THE TASK:
Copy the entries without a single change. Pictures should be dropped.

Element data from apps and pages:
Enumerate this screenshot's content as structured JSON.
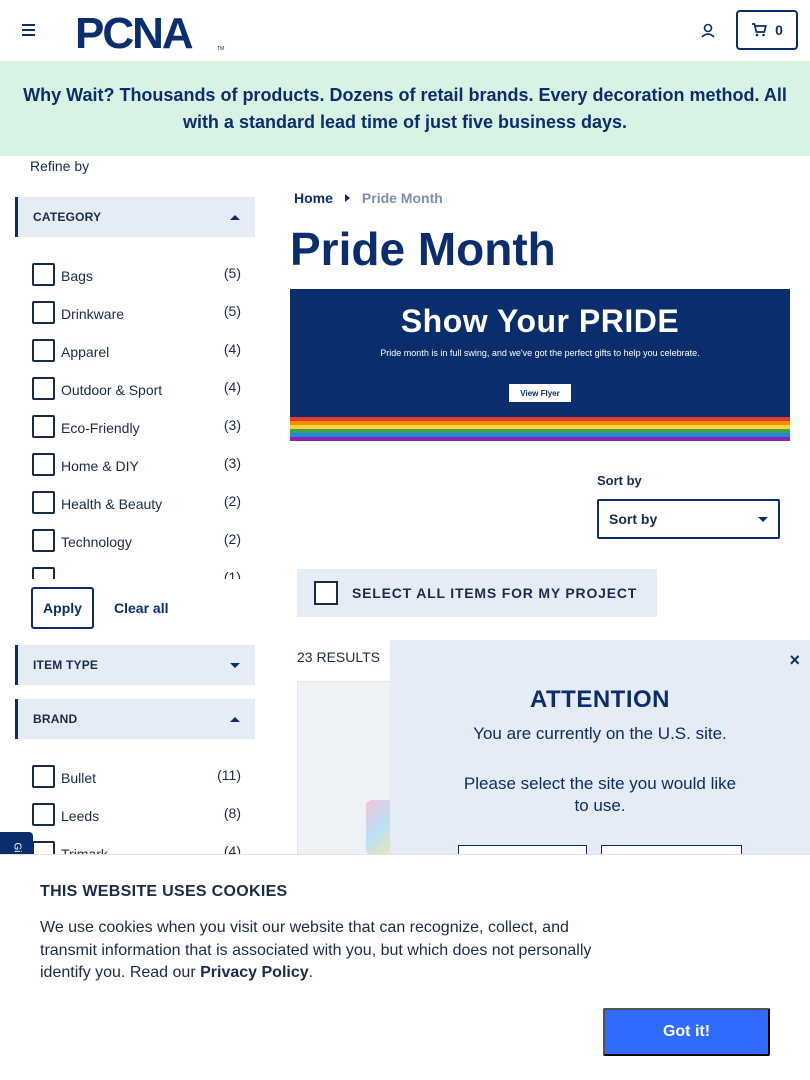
{
  "header": {
    "logo_text": "PCNA",
    "cart_count": "0"
  },
  "banner": {
    "text": "Why Wait? Thousands of products. Dozens of retail brands. Every decoration method. All with a standard lead time of just five business days."
  },
  "sidebar": {
    "refine_label": "Refine by",
    "category": {
      "label": "CATEGORY",
      "items": [
        {
          "name": "Bags",
          "count": "(5)"
        },
        {
          "name": "Drinkware",
          "count": "(5)"
        },
        {
          "name": "Apparel",
          "count": "(4)"
        },
        {
          "name": "Outdoor & Sport",
          "count": "(4)"
        },
        {
          "name": "Eco-Friendly",
          "count": "(3)"
        },
        {
          "name": "Home & DIY",
          "count": "(3)"
        },
        {
          "name": "Health & Beauty",
          "count": "(2)"
        },
        {
          "name": "Technology",
          "count": "(2)"
        },
        {
          "name": "",
          "count": "(1)"
        }
      ]
    },
    "apply_label": "Apply",
    "clear_label": "Clear all",
    "item_type": {
      "label": "ITEM TYPE"
    },
    "brand": {
      "label": "BRAND",
      "items": [
        {
          "name": "Bullet",
          "count": "(11)"
        },
        {
          "name": "Leeds",
          "count": "(8)"
        },
        {
          "name": "Trimark",
          "count": "(4)"
        }
      ]
    }
  },
  "main": {
    "breadcrumb": {
      "home": "Home",
      "current": "Pride Month"
    },
    "title": "Pride Month",
    "promo": {
      "headline": "Show Your PRIDE",
      "subtext": "Pride month is in full swing, and we've got the perfect gifts to help you celebrate.",
      "button": "View Flyer",
      "rainbow_colors": [
        "#e53935",
        "#fb8c00",
        "#fdd835",
        "#43a047",
        "#1e88e5",
        "#8e24aa"
      ]
    },
    "sort": {
      "label": "Sort by",
      "selected": "Sort by"
    },
    "select_all_label": "SELECT ALL ITEMS FOR MY PROJECT",
    "results_label": "23 RESULTS"
  },
  "attention": {
    "close": "×",
    "title": "ATTENTION",
    "line1": "You are currently on the U.S. site.",
    "line2": "Please select the site you would like to use."
  },
  "side_tab": {
    "label": "Gi"
  },
  "cookie": {
    "title": "THIS WEBSITE USES COOKIES",
    "text": "We use cookies when you visit our website that can recognize, collect, and transmit information that is associated with you, but which does not personally identify you. Read our",
    "policy_link": "Privacy Policy",
    "period": ".",
    "button": "Got it!"
  },
  "colors": {
    "brand_navy": "#0a2d6e",
    "banner_green": "#d8f3e3",
    "facet_bg": "#e6ecf5",
    "cta_blue": "#2f6bff"
  }
}
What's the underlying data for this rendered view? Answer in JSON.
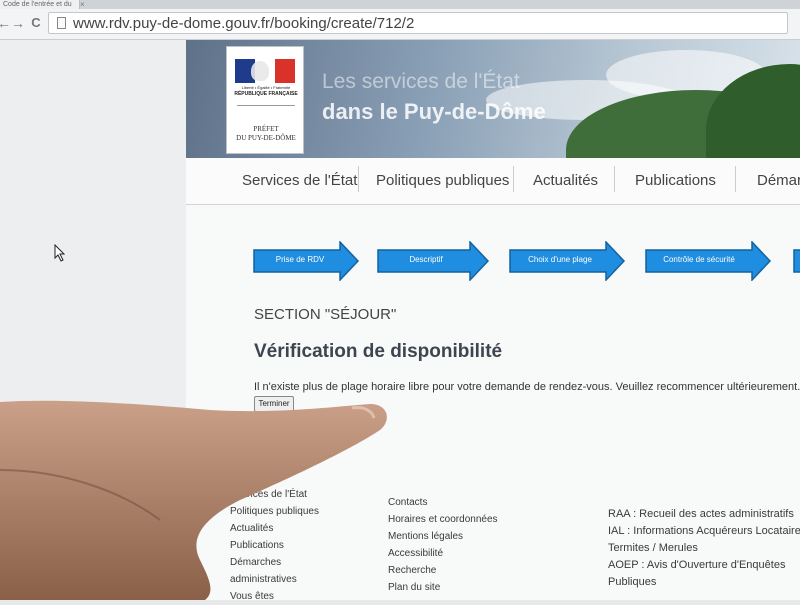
{
  "browser": {
    "tab_title": "Code de l'entrée et du",
    "tab_close": "×",
    "back_icon": "←",
    "forward_icon": "→",
    "reload_icon": "C",
    "url": "www.rdv.puy-de-dome.gouv.fr/booking/create/712/2"
  },
  "header": {
    "logo_motto": "Liberté • Égalité • Fraternité",
    "logo_republic": "RÉPUBLIQUE FRANÇAISE",
    "logo_prefet_line1": "PRÉFET",
    "logo_prefet_line2": "DU PUY-DE-DÔME",
    "title_line1": "Les services de l'État",
    "title_line2": "dans le Puy-de-Dôme",
    "flag_colors": [
      "#1f3b8c",
      "#ffffff",
      "#d9322b"
    ]
  },
  "nav": {
    "items": [
      "Services de l'État",
      "Politiques publiques",
      "Actualités",
      "Publications",
      "Démarches"
    ]
  },
  "steps": {
    "items": [
      "Prise de RDV",
      "Descriptif",
      "Choix d'une plage",
      "Contrôle de sécurité"
    ],
    "color": "#1f8de0"
  },
  "main": {
    "section_heading": "SECTION \"SÉJOUR\"",
    "title": "Vérification de disponibilité",
    "message": "Il n'existe plus de plage horaire libre pour votre demande de rendez-vous. Veuillez recommencer ultérieurement.",
    "finish_button": "Terminer"
  },
  "footer": {
    "col1": [
      "Services de l'État",
      "Politiques publiques",
      "Actualités",
      "Publications",
      "Démarches",
      "administratives",
      "Vous êtes"
    ],
    "col2": [
      "Contacts",
      "Horaires et coordonnées",
      "Mentions légales",
      "Accessibilité",
      "Recherche",
      "Plan du site"
    ],
    "col3": [
      "RAA : Recueil des actes administratifs",
      "IAL : Informations Acquéreurs Locataires",
      "Termites / Merules",
      "AOEP : Avis d'Ouverture d'Enquêtes",
      "Publiques"
    ]
  }
}
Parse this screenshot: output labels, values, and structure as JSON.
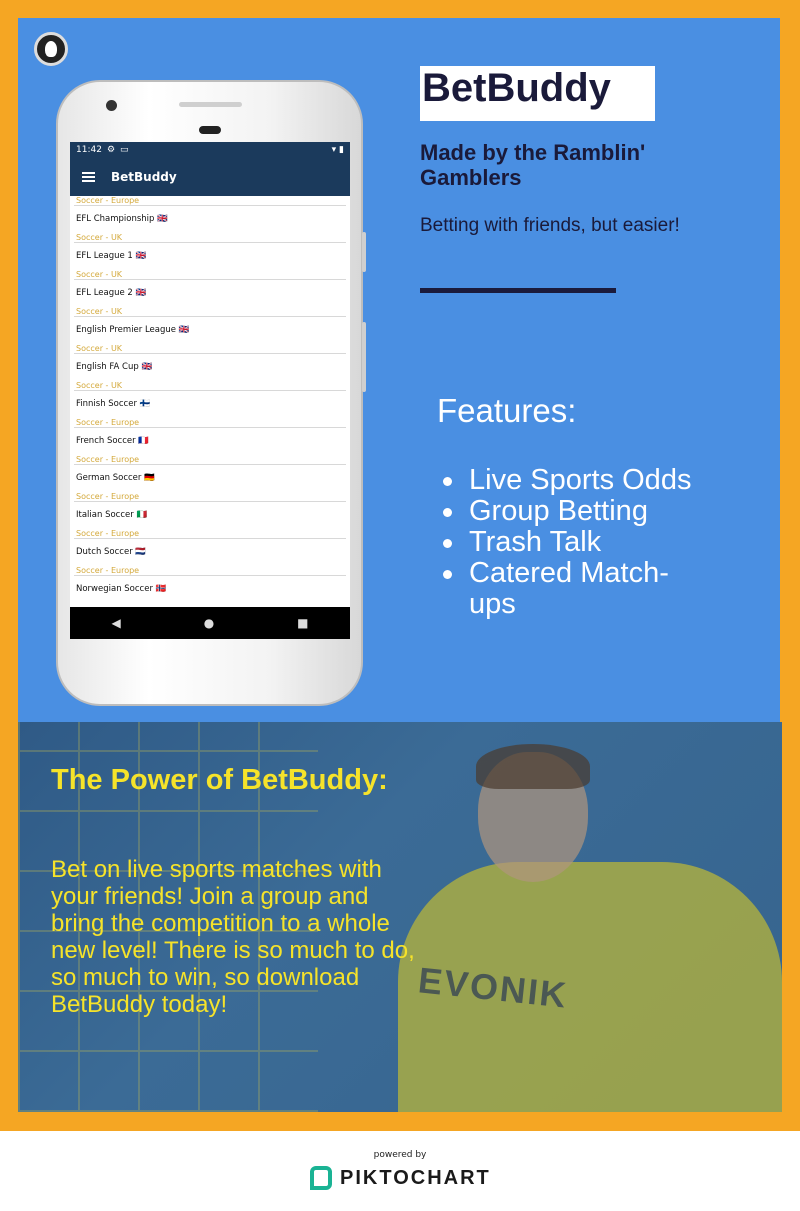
{
  "phone": {
    "status_time": "11:42",
    "app_title": "BetBuddy",
    "first_category": "Soccer - Europe",
    "leagues": [
      {
        "name": "EFL Championship 🇬🇧",
        "category": "Soccer - UK"
      },
      {
        "name": "EFL League 1 🇬🇧",
        "category": "Soccer - UK"
      },
      {
        "name": "EFL League 2 🇬🇧",
        "category": "Soccer - UK"
      },
      {
        "name": "English Premier League 🇬🇧",
        "category": "Soccer - UK"
      },
      {
        "name": "English FA Cup 🇬🇧",
        "category": "Soccer - UK"
      },
      {
        "name": "Finnish Soccer 🇫🇮",
        "category": "Soccer - Europe"
      },
      {
        "name": "French Soccer 🇫🇷",
        "category": "Soccer - Europe"
      },
      {
        "name": "German Soccer 🇩🇪",
        "category": "Soccer - Europe"
      },
      {
        "name": "Italian Soccer 🇮🇹",
        "category": "Soccer - Europe"
      },
      {
        "name": "Dutch Soccer 🇳🇱",
        "category": "Soccer - Europe"
      },
      {
        "name": "Norwegian Soccer 🇳🇴",
        "category": ""
      }
    ],
    "nav": {
      "back": "◀",
      "home": "●",
      "recents": "■"
    }
  },
  "header": {
    "app_name": "BetBuddy",
    "made_by": "Made by the Ramblin' Gamblers",
    "tagline": "Betting with friends, but easier!"
  },
  "features": {
    "title": "Features:",
    "items": [
      "Live Sports Odds",
      "Group Betting",
      "Trash Talk",
      "Catered Match-ups"
    ]
  },
  "power": {
    "title": "The Power of BetBuddy:",
    "body": "Bet on live sports matches with your friends!  Join a group and bring the competition to a whole new level! There is so much to do, so much to win, so download BetBuddy today!",
    "sponsor": "EVONIK"
  },
  "footer": {
    "powered_by": "powered by",
    "brand": "PIKTOCHART"
  },
  "colors": {
    "frame": "#f5a623",
    "panel": "#4a8fe2",
    "navy": "#1b3a5c",
    "highlight": "#f6e32a"
  }
}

RESULT OF THIS EXERCISE:
Enumerate this screenshot's content as structured JSON.
{
  "header": {
    "logo_text": "PCNA",
    "cart_count": "0"
  },
  "banner": {
    "text": "Why Wait? Thousands of products. Dozens of retail brands. Every decoration method. All with a standard lead time of just five business days."
  },
  "sidebar": {
    "refine_label": "Refine by",
    "category": {
      "label": "CATEGORY",
      "items": [
        {
          "name": "Bags",
          "count": "(5)"
        },
        {
          "name": "Drinkware",
          "count": "(5)"
        },
        {
          "name": "Apparel",
          "count": "(4)"
        },
        {
          "name": "Outdoor & Sport",
          "count": "(4)"
        },
        {
          "name": "Eco-Friendly",
          "count": "(3)"
        },
        {
          "name": "Home & DIY",
          "count": "(3)"
        },
        {
          "name": "Health & Beauty",
          "count": "(2)"
        },
        {
          "name": "Technology",
          "count": "(2)"
        },
        {
          "name": "",
          "count": "(1)"
        }
      ]
    },
    "apply_label": "Apply",
    "clear_label": "Clear all",
    "item_type": {
      "label": "ITEM TYPE"
    },
    "brand": {
      "label": "BRAND",
      "items": [
        {
          "name": "Bullet",
          "count": "(11)"
        },
        {
          "name": "Leeds",
          "count": "(8)"
        },
        {
          "name": "Trimark",
          "count": "(4)"
        }
      ]
    }
  },
  "main": {
    "breadcrumb": {
      "home": "Home",
      "current": "Pride Month"
    },
    "title": "Pride Month",
    "promo": {
      "headline": "Show Your PRIDE",
      "subtext": "Pride month is in full swing, and we've got the perfect gifts to help you celebrate.",
      "button": "View Flyer",
      "rainbow_colors": [
        "#e53935",
        "#fb8c00",
        "#fdd835",
        "#43a047",
        "#1e88e5",
        "#8e24aa"
      ]
    },
    "sort": {
      "label": "Sort by",
      "selected": "Sort by"
    },
    "select_all_label": "SELECT ALL ITEMS FOR MY PROJECT",
    "results_label": "23 RESULTS"
  },
  "attention": {
    "close": "×",
    "title": "ATTENTION",
    "line1": "You are currently on the U.S. site.",
    "line2": "Please select the site you would like to use."
  },
  "side_tab": {
    "label": "Gi"
  },
  "cookie": {
    "title": "THIS WEBSITE USES COOKIES",
    "text": "We use cookies when you visit our website that can recognize, collect, and transmit information that is associated with you, but which does not personally identify you. Read our",
    "policy_link": "Privacy Policy",
    "period": ".",
    "button": "Got it!"
  },
  "colors": {
    "brand_navy": "#0a2d6e",
    "banner_green": "#d8f3e3",
    "facet_bg": "#e6ecf5",
    "cta_blue": "#2f6bff"
  }
}
What's the underlying data for this rendered view? Answer in JSON.
{
  "browser": {
    "tab_title": "Code de l'entrée et du",
    "tab_close": "×",
    "back_icon": "←",
    "forward_icon": "→",
    "reload_icon": "C",
    "url": "www.rdv.puy-de-dome.gouv.fr/booking/create/712/2"
  },
  "header": {
    "logo_motto": "Liberté • Égalité • Fraternité",
    "logo_republic": "RÉPUBLIQUE FRANÇAISE",
    "logo_prefet_line1": "PRÉFET",
    "logo_prefet_line2": "DU PUY-DE-DÔME",
    "title_line1": "Les services de l'État",
    "title_line2": "dans le Puy-de-Dôme",
    "flag_colors": [
      "#1f3b8c",
      "#ffffff",
      "#d9322b"
    ]
  },
  "nav": {
    "items": [
      "Services de l'État",
      "Politiques publiques",
      "Actualités",
      "Publications",
      "Démarches"
    ]
  },
  "steps": {
    "items": [
      "Prise de RDV",
      "Descriptif",
      "Choix d'une plage",
      "Contrôle de sécurité"
    ],
    "color": "#1f8de0"
  },
  "main": {
    "section_heading": "SECTION \"SÉJOUR\"",
    "title": "Vérification de disponibilité",
    "message": "Il n'existe plus de plage horaire libre pour votre demande de rendez-vous. Veuillez recommencer ultérieurement.",
    "finish_button": "Terminer"
  },
  "footer": {
    "col1": [
      "Services de l'État",
      "Politiques publiques",
      "Actualités",
      "Publications",
      "Démarches",
      "administratives",
      "Vous êtes"
    ],
    "col2": [
      "Contacts",
      "Horaires et coordonnées",
      "Mentions légales",
      "Accessibilité",
      "Recherche",
      "Plan du site"
    ],
    "col3": [
      "RAA : Recueil des actes administratifs",
      "IAL : Informations Acquéreurs Locataires",
      "Termites / Merules",
      "AOEP : Avis d'Ouverture d'Enquêtes",
      "Publiques"
    ]
  }
}
Parse this screenshot: output labels, values, and structure as JSON.
{
  "phone": {
    "status_time": "11:42",
    "app_title": "BetBuddy",
    "first_category": "Soccer - Europe",
    "leagues": [
      {
        "name": "EFL Championship 🇬🇧",
        "category": "Soccer - UK"
      },
      {
        "name": "EFL League 1 🇬🇧",
        "category": "Soccer - UK"
      },
      {
        "name": "EFL League 2 🇬🇧",
        "category": "Soccer - UK"
      },
      {
        "name": "English Premier League 🇬🇧",
        "category": "Soccer - UK"
      },
      {
        "name": "English FA Cup 🇬🇧",
        "category": "Soccer - UK"
      },
      {
        "name": "Finnish Soccer 🇫🇮",
        "category": "Soccer - Europe"
      },
      {
        "name": "French Soccer 🇫🇷",
        "category": "Soccer - Europe"
      },
      {
        "name": "German Soccer 🇩🇪",
        "category": "Soccer - Europe"
      },
      {
        "name": "Italian Soccer 🇮🇹",
        "category": "Soccer - Europe"
      },
      {
        "name": "Dutch Soccer 🇳🇱",
        "category": "Soccer - Europe"
      },
      {
        "name": "Norwegian Soccer 🇳🇴",
        "category": ""
      }
    ],
    "nav": {
      "back": "◀",
      "home": "●",
      "recents": "■"
    }
  },
  "header": {
    "app_name": "BetBuddy",
    "made_by": "Made by the Ramblin' Gamblers",
    "tagline": "Betting with friends, but easier!"
  },
  "features": {
    "title": "Features:",
    "items": [
      "Live Sports Odds",
      "Group Betting",
      "Trash Talk",
      "Catered Match-ups"
    ]
  },
  "power": {
    "title": "The Power of BetBuddy:",
    "body": "Bet on live sports matches with your friends!  Join a group and bring the competition to a whole new level! There is so much to do, so much to win, so download BetBuddy today!",
    "sponsor": "EVONIK"
  },
  "footer": {
    "powered_by": "powered by",
    "brand": "PIKTOCHART"
  },
  "colors": {
    "frame": "#f5a623",
    "panel": "#4a8fe2",
    "navy": "#1b3a5c",
    "highlight": "#f6e32a"
  }
}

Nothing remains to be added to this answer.